Three Nepalese women who were victims of human trafficking, but had been housed at the Attakulangara women’s jail in Thiruvananthapuram after being caught with fake documents on the way to the Gulf, were released on Tuesday.
The women were in search of jobs in the Gulf and what landed them in trouble were the documents with fake foreign employment permits that the agent had given them.
This incident raises alarm over human trafficking and only the timely intervention of a group of activists who exposed it made the release of the women possible.
The women were arrested by the Valiathura police in February this year and had been remanded. They had landed at the domestic airport in Thiruvananthapuram and were trying to go to Kuwait through the international airport. Though they were granted bail in April, they were not able to follow the bail conditions and hence were sent on judicial custody.
The women were booked for various offences under the IPC and the Foreigners Act – 465, 468, 471 and 34 of the IPC and section 14 (B) of the Foreigners Act.
A Crime Branch investigation in April conducted by superintendent N Abdul Rasheed found that the women were not guilty. The Judicial First Class Magistrate ordered the release of the women considering a report from the Crime Branch SP. The three were shifted to a home for women in the city after being released from prison.
Maiti, an NGO based in Nepal, got in touch with advocate J Sandhya, a lawyer based out of Thiruvananthapuram through NGO Prajwala’s founder Sunitha Krishnan. Prajwala rescues and rehabilitates women who are victims of trafficking.

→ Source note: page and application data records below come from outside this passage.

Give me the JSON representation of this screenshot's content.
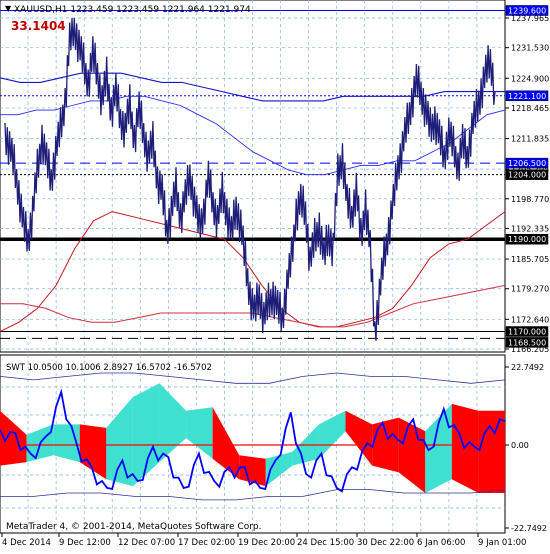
{
  "header": {
    "symbol_line": "XAUUSD,H1  1223.459 1223.459 1221.964 1221.974",
    "value_label": "33.1404"
  },
  "main": {
    "price_labels": [
      "1237.965",
      "1231.530",
      "1224.900",
      "1218.465",
      "1211.835",
      "1205.205",
      "1198.770",
      "1192.335",
      "1185.705",
      "1179.270",
      "1172.640",
      "1166.205"
    ],
    "hlines": [
      {
        "label": "1239.600",
        "color": "#0000ff",
        "style": "solid"
      },
      {
        "label": "1221.100",
        "color": "#0000ff",
        "style": "dotted"
      },
      {
        "label": "1206.500",
        "color": "#0000ff",
        "style": "dashed"
      },
      {
        "label": "1204.000",
        "color": "#000000",
        "style": "dotted"
      },
      {
        "label": "1190.000",
        "color": "#000000",
        "style": "thick"
      },
      {
        "label": "1170.000",
        "color": "#000000",
        "style": "solid"
      },
      {
        "label": "1168.500",
        "color": "#000000",
        "style": "dashed"
      }
    ]
  },
  "sub": {
    "title": "SWT 10.0500 10.1006 2.8927 16.5702 -16.5702",
    "labels": [
      "22.7492",
      "0.00",
      "-22.7492"
    ]
  },
  "footer": {
    "copyright": "MetaTrader 4, © 2001-2014, MetaQuotes Software Corp.",
    "time_labels": [
      "4 Dec 2014",
      "9 Dec 12:00",
      "12 Dec 07:00",
      "17 Dec 02:00",
      "19 Dec 20:00",
      "24 Dec 15:00",
      "30 Dec 22:00",
      "6 Jan 06:00",
      "9 Jan 01:00"
    ]
  },
  "chart_data": {
    "type": "line",
    "symbol": "XAUUSD",
    "timeframe": "H1",
    "price_axis": {
      "min": 1166.205,
      "max": 1237.965
    },
    "price_close": [
      1213,
      1210,
      1206,
      1200,
      1193,
      1190,
      1196,
      1205,
      1212,
      1207,
      1203,
      1209,
      1214,
      1220,
      1233,
      1236,
      1232,
      1228,
      1224,
      1230,
      1226,
      1220,
      1225,
      1218,
      1222,
      1216,
      1214,
      1219,
      1212,
      1218,
      1213,
      1208,
      1211,
      1203,
      1200,
      1192,
      1196,
      1201,
      1195,
      1199,
      1204,
      1198,
      1193,
      1196,
      1203,
      1198,
      1194,
      1200,
      1196,
      1191,
      1197,
      1193,
      1185,
      1178,
      1174,
      1178,
      1173,
      1176,
      1178,
      1175,
      1173,
      1180,
      1186,
      1196,
      1198,
      1196,
      1185,
      1190,
      1193,
      1186,
      1191,
      1188,
      1204,
      1208,
      1198,
      1195,
      1201,
      1190,
      1198,
      1188,
      1170,
      1178,
      1186,
      1192,
      1198,
      1206,
      1210,
      1215,
      1220,
      1224,
      1222,
      1218,
      1214,
      1216,
      1212,
      1208,
      1213,
      1210,
      1206,
      1211,
      1208,
      1214,
      1218,
      1222,
      1226,
      1229,
      1222
    ],
    "ma_blue_thin": [
      1217,
      1217,
      1218,
      1218,
      1219,
      1220,
      1220,
      1221,
      1221,
      1220,
      1219,
      1217,
      1215,
      1212,
      1209,
      1207,
      1205,
      1204,
      1204,
      1205,
      1206,
      1206,
      1207,
      1207,
      1209,
      1211,
      1214,
      1217,
      1218
    ],
    "ma_blue_thick": [
      1225,
      1224,
      1224,
      1225,
      1226,
      1226,
      1226,
      1225,
      1224,
      1224,
      1223,
      1222,
      1221,
      1220,
      1220,
      1220,
      1220,
      1221,
      1221,
      1221,
      1221,
      1221,
      1222,
      1222,
      1222,
      1222
    ],
    "ma_red_main": [
      1170,
      1172,
      1175,
      1180,
      1188,
      1194,
      1196,
      1195,
      1194,
      1193,
      1192,
      1191,
      1190,
      1186,
      1180,
      1175,
      1172,
      1171,
      1171,
      1172,
      1173,
      1175,
      1180,
      1186,
      1189,
      1190,
      1193,
      1196
    ],
    "ma_red_slow": [
      1176,
      1176,
      1175,
      1173,
      1172,
      1172,
      1173,
      1174,
      1174,
      1174,
      1174,
      1174,
      1173,
      1172,
      1171,
      1171,
      1172,
      1174,
      1176,
      1177,
      1178,
      1179,
      1180
    ],
    "osc_axis": {
      "min": -22.7492,
      "max": 22.7492
    },
    "osc_band_red": [
      10,
      -5,
      -3,
      6,
      -10,
      -12,
      -5,
      2,
      11,
      -3,
      -12,
      -6,
      -4,
      10,
      6,
      8,
      -14,
      12,
      10
    ],
    "osc_band_teal": [
      -6,
      3,
      6,
      -5,
      5,
      14,
      18,
      10,
      -4,
      -10,
      -4,
      -2,
      6,
      4,
      -6,
      -8,
      4,
      -10,
      -14
    ],
    "osc_line": [
      3,
      2,
      -4,
      1,
      14,
      -1,
      -8,
      -14,
      -6,
      -12,
      -2,
      -5,
      -14,
      -4,
      -12,
      -8,
      -8,
      -14,
      -6,
      8,
      -10,
      -4,
      -14,
      -8,
      -1,
      5,
      0,
      6,
      -3,
      9,
      2,
      -2,
      4,
      7
    ],
    "osc_bands": {
      "upper": [
        20,
        19,
        20,
        21,
        21,
        20,
        19,
        18,
        18,
        20,
        21,
        20,
        20,
        19,
        18,
        19
      ],
      "lower": [
        -15,
        -15,
        -14,
        -14,
        -15,
        -15,
        -16,
        -16,
        -15,
        -15,
        -13,
        -13,
        -14,
        -14,
        -14,
        -13
      ]
    }
  }
}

The women also submitted a memorandum to state police chief Loknath Behera through the jail superintendent asking him to intervene. This made the Crime Branch investigation in the case possible.
“We hail from poor families and had come to New Delhi in search of jobs. There we met an agent who promised us jobs in the Gulf and took our family details. The agent handed over a few travel documents within a few days and told us that he would take money directly from our prospective employer. Since he had not taken any money, we didn’t suspect his motive at all. We are illiterate and we blindly believed the person and never suspected that the documents handed over to us were fake. We don’t possess any academic qualification to identify the genuineness of the documents. Only when we were detained at the airport did we come to know that we were cheated by the agent,” the memorandum to the DGP read.
Speaking to TNM, advocate J Sandhya said, “I was prima facie convinced that they were not active participants of the crime and that they genuinely trusted the agent. They had also heard that the same agent had earlier sent women from their area to the Gulf. Then the element of human trafficking struck me as the agent didn’t take money in advance from them. The agent was involved in labour exploitation – he would offer to get employees for employers and in turn would take money from them. After the labourers got the job, the agent would also take monthly commission from them.”
“The women have young children back home whom they have left in the care of others. When I first met them in jail, they were in a miserable condition without being able to communicate properly as language was a barrier for them,” Sandhya added.